With the rise of freelancing, companies have enjoyed the benefits of getting important work done without the sometimes arduous process of setting up a new employee and managing their tax withholding. However, what happens when employees are misclassified as independent contractors? Although this is sometimes a purposeful choice on behalf of employers looking to exploit talent, just as often it can be a harmless mistake made by someone who doesn’t understand the key differences of employees vs. contractors under the law. In either scenario, it can have serious tax and legal consequences for your business if misclassified so let’s break down the issue.

The question is, how will a court determine whether your independent contractor is actually an employee or not? The Department of Labor recently issued new guidance on how employees should be classified under the Fair Labor Standards Act. After trying out a few methods for status determination, and receiving comments from shareholders (this is a HOT topic!), they recently returned to what is called an “economic reality test” for answering this question. The new test has six clear factors that employers need to consider when deciding whether or not a worker should be classified as an independent contractor or employee. Those factors are:

  • Any opportunity for profit or loss a worker might have;
  • The financial stake and nature of any resources a worker has invested in the work;
  • The degree of permanence of the work relationship;
  • The degree of control an employer has over the person’s work;
  • Whether the work the person does is essential to the employer’s business; and
  • A factor regarding the worker’s skill and initiative.

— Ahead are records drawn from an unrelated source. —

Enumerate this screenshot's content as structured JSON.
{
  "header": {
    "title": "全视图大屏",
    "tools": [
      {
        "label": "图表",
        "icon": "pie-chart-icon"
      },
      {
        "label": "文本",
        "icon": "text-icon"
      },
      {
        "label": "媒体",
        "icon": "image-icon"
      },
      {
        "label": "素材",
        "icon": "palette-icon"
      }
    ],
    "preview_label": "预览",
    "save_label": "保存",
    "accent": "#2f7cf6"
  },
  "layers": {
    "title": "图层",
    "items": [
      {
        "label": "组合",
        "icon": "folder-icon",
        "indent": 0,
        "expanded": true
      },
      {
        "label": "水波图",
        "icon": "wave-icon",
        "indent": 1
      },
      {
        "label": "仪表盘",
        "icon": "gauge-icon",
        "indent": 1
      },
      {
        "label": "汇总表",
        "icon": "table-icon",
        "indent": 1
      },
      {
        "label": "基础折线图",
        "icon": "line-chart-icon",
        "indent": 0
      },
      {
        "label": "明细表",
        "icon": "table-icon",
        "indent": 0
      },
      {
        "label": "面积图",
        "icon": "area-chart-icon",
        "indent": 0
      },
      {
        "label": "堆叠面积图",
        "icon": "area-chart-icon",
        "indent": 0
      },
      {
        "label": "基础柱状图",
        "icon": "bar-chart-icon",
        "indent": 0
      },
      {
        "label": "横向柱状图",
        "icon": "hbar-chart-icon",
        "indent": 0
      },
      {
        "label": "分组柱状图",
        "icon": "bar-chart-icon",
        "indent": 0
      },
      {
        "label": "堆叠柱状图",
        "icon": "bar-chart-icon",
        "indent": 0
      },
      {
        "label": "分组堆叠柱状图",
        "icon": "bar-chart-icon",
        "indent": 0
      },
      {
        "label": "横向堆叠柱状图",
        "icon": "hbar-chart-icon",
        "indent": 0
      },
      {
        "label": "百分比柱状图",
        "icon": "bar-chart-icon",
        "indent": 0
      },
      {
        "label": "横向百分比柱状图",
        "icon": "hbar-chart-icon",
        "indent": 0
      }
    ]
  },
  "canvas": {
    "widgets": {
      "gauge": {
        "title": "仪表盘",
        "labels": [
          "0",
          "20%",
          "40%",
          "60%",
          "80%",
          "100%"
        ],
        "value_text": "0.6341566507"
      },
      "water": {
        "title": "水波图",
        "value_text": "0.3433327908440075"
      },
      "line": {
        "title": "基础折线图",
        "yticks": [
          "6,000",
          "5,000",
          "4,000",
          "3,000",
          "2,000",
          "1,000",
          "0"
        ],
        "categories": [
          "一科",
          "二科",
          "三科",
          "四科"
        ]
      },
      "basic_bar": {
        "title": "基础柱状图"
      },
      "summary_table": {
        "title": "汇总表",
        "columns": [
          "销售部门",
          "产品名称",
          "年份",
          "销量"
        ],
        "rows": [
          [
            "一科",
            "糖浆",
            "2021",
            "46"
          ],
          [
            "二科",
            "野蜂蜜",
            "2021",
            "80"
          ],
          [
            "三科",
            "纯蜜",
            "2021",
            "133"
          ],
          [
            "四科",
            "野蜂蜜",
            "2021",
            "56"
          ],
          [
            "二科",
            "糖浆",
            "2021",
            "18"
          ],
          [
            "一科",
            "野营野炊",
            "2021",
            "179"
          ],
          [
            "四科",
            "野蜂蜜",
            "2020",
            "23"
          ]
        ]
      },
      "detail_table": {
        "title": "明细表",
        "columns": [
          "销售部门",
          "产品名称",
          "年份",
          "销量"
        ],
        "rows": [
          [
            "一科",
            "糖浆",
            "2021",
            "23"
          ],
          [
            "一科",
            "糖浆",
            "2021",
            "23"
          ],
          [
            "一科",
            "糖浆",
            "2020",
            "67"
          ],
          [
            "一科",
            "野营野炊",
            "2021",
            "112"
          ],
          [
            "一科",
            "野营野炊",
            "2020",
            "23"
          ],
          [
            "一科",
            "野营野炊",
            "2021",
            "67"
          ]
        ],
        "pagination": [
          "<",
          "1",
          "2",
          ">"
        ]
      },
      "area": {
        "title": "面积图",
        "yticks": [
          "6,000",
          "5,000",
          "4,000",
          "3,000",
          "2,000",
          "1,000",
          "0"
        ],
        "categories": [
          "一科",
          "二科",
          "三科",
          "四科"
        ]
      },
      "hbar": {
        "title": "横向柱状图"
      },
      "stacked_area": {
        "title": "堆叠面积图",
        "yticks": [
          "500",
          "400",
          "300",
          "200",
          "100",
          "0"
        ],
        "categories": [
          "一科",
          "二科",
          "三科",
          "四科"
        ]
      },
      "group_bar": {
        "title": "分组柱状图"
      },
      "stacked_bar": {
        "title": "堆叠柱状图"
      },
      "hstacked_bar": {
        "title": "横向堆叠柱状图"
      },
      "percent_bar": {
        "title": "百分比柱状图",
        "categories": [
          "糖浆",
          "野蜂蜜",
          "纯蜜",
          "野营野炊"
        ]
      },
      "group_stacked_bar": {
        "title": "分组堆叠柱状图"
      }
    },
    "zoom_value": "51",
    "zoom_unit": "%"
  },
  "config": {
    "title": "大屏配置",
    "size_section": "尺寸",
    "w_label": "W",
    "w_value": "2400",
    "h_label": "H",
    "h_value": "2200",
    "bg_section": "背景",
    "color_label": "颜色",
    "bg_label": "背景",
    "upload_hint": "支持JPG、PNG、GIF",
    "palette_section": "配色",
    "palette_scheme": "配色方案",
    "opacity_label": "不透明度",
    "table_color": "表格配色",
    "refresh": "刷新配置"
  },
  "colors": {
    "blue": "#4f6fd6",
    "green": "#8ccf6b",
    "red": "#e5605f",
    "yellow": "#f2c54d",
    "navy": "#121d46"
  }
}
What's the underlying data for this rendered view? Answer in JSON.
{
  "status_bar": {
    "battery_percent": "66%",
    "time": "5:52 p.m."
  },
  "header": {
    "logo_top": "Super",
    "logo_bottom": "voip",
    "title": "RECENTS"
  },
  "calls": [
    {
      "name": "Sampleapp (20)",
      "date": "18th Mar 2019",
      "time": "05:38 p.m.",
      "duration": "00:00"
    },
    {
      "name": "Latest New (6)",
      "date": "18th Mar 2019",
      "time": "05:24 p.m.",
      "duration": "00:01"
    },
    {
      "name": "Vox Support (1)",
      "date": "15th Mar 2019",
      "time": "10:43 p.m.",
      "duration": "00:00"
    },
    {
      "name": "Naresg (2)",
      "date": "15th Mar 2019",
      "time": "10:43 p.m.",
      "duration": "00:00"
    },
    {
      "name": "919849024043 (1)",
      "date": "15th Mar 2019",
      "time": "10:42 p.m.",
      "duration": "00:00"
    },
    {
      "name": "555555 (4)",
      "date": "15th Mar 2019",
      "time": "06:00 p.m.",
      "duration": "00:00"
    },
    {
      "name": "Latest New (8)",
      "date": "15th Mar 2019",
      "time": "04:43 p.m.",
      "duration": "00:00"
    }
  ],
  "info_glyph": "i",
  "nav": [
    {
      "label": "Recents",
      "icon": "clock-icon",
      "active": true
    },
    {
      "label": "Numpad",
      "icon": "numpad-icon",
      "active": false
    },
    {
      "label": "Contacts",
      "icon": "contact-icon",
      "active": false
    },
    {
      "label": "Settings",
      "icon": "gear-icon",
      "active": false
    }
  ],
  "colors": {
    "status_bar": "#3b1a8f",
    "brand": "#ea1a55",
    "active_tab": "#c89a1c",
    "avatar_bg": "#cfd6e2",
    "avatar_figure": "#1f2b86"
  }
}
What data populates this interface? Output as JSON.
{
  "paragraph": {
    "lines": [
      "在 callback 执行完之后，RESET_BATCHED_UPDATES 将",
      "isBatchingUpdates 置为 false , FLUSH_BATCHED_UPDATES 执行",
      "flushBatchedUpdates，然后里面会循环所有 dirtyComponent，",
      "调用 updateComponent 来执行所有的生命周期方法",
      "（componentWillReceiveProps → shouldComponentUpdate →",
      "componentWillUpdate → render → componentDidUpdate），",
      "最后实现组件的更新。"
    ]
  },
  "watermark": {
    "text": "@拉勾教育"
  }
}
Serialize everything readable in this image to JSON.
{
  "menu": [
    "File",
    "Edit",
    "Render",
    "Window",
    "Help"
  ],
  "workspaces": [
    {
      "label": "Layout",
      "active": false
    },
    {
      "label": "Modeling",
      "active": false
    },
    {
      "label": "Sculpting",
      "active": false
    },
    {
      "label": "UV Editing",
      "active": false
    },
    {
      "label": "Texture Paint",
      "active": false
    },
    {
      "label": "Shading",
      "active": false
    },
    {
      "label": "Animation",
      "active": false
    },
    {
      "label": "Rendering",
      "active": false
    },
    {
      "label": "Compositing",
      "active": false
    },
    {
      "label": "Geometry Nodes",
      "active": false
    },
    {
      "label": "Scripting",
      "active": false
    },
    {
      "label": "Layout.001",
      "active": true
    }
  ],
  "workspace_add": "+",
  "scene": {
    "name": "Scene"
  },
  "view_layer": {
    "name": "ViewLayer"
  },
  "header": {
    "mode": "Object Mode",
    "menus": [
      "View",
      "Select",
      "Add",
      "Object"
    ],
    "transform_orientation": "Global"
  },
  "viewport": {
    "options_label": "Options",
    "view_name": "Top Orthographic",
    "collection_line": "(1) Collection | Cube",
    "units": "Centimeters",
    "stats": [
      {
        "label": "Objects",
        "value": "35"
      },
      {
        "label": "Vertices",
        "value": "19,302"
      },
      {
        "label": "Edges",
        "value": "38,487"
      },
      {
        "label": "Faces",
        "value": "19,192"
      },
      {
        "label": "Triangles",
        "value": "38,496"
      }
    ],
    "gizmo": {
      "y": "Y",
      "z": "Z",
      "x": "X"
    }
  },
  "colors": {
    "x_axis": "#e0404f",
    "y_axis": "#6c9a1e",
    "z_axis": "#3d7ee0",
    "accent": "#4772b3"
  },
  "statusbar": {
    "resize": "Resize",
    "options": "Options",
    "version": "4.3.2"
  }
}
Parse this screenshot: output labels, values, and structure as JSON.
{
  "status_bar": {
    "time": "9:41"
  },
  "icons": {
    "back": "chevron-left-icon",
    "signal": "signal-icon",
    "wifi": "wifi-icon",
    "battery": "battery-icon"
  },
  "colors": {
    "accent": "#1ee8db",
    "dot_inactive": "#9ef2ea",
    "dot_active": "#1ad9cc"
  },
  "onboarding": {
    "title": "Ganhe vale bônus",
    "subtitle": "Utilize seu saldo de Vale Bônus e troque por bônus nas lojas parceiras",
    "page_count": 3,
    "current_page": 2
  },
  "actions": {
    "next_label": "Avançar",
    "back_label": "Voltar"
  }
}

The Department of Labor stresses that no predetermined weight should be given to any one factor and all must be considered. This new test goes into effect March 11th, striking down the previous 2021 test that was similar but gave “the nature and degree of the worker’s control over the work; and the worker’s opportunity for profit or loss based on initiative, investment, or both.” more weight as the “core factor” to be considered.

The purpose of this economic test is to help workers facing the risk of exploitation receive their basic rights and protections under the law, including minimum wage, tax withholding and overtime pay. It also gives companies a clear sense of how they can utilize independent contractors. The Department of Labor acknowledged that worker misclassification also “allows some employers to undercut their law-abiding competition and hurts the economy at-large.” Trying to figure out how your workers should be classified in the midst of tax season can be extremely overwhelming. If you need help managing your payroll, tax planning or your bookkeeping overall, ClarkSilva can help! Reach out to a team member today, we’d be happy to answer any questions you have.